- Word count: 1654
A Study of the Progression of friendship and its dramatic and political purpose in Athol Fugard's The Island.
out into a wheelbarrow, when the wheelbarrow is full they wheel it over to the hole that the other is digging and tip the sand in. By doing this they are creating a self-perpetuating punishment in which the faster they work the more work the other will have to do. This is an important moment in the play as we see that Fugard has, through Hodoshe, carefully constructed this punishment so as to instil John and Winston with the idea that the other is to blame for the punishment.
- Word count: 1416

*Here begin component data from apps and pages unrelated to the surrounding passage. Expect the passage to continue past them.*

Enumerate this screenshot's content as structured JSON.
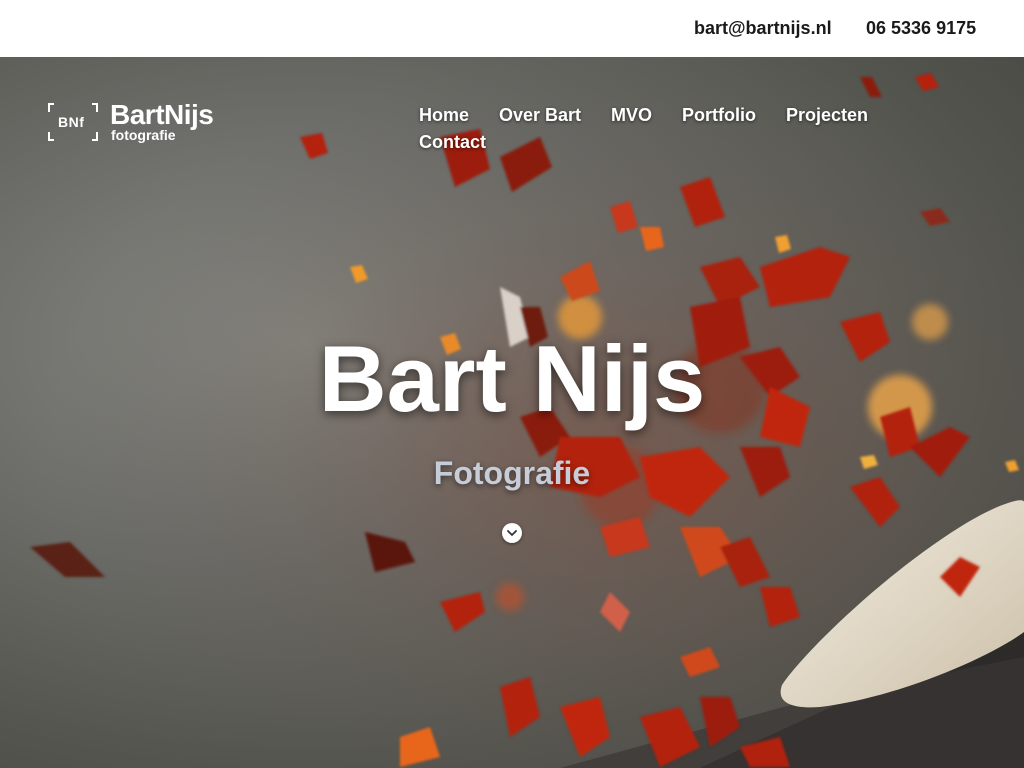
{
  "topbar": {
    "email": "bart@bartnijs.nl",
    "phone": "06 5336 9175"
  },
  "logo": {
    "mark": "BNf",
    "brand": "BartNijs",
    "tagline": "fotografie"
  },
  "nav": {
    "items": [
      {
        "label": "Home"
      },
      {
        "label": "Over Bart"
      },
      {
        "label": "MVO"
      },
      {
        "label": "Portfolio"
      },
      {
        "label": "Projecten"
      },
      {
        "label": "Contact"
      }
    ]
  },
  "hero": {
    "title": "Bart Nijs",
    "subtitle": "Fotografie",
    "scroll_icon": "chevron-down-icon",
    "background": "photo of red chili flakes exploding off a wooden spoon"
  },
  "colors": {
    "text_dark": "#1a1a1a",
    "white": "#ffffff",
    "subtitle": "#c7cdd8",
    "chili_red": "#b3200c",
    "chili_orange": "#e8661a"
  }
}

The Thought Police are continuously spying on the Party members through the televisions, hidden microphones throughout Oceania, and spies of their own. The Party wants to keep an eye on their Party members to have control over them. They have no freedom. Winston can't even take a walk on a good day with out suspiciously being watched. Winston and Julia underestimate the power of the Party. Julia thinks that she has got the Party and Thought Police figured out. She believes that she can hide from the Thought Police.
- Word count: 1277
Right from the outset the author intends to draw attention to the setting. The chapter is typical of the book as a whole; describing Orwell's dystopia. The main character we are first introduced to is Winston Smith. This is a common, English name, showing that Winston is in no way separate from the majority. The name "Winston" can be linked to Winston Churchill, who had just lead England through the war. Along with the name, Winston is not presented as a hero, as one would expect of a main character. Winston is "thirty nine and had a varicose ulcer above his right ankle" and is incredibly unfit, "resting several times" on his way up the stairs.
- Word count: 1083
At times it seems he actually does know he will be caught and has just trained his mind to accept this as inevitable. He knows the illegal diary he keeps will be read and could be used to prove him guilty of thought crime, with its scribbled missives of "down with Big Brother" and "hope lies in the proles", and yet he carries on writing in it, pouring out his restrained feelings onto the 'creamy smooth' paper. His lack of trust in communications with other human beings means the book becomes something of a confidant, even after he acquires a female accomplice, Julia.
- Word count: 1441
Analyse the character of Winston Smith in Nineteen Eighty-Four. How is he portrayed as an anti-hero and how does this relate to his rebellion in the novel as a whole?
This is shown when Symes talks about Newspeak, and says, "Duckspeak, to quack like a duck. It is one of those interesting words that have contradictory meanings. Applied to an opponent, it is abuse; applied to someone you agree with, it is praise." The orthodox people felt guilty about having thoughts or feelings, which shows the complete control Big Brother had. This is illustrated in the way that Winston had to hide his diary from the telescreen. Winston's first act of rebellion is momentous.
- Word count: 1862
The book by Colson Whitehead has been written so brilliantly in the sense that he has not given any particular character more importance than another, not written in a manner which would cause for attachments with any character in particular however high the degree of their pain was. For example, the description of the man who's fingers were being cut of by "Johnny Shush's" men, the description of the pain he was going through being told to the blood stained room with all of his screaming, and yet it is made easy to just shut him out and Rahul 2 not be concerned by his pain.
- Word count: 1041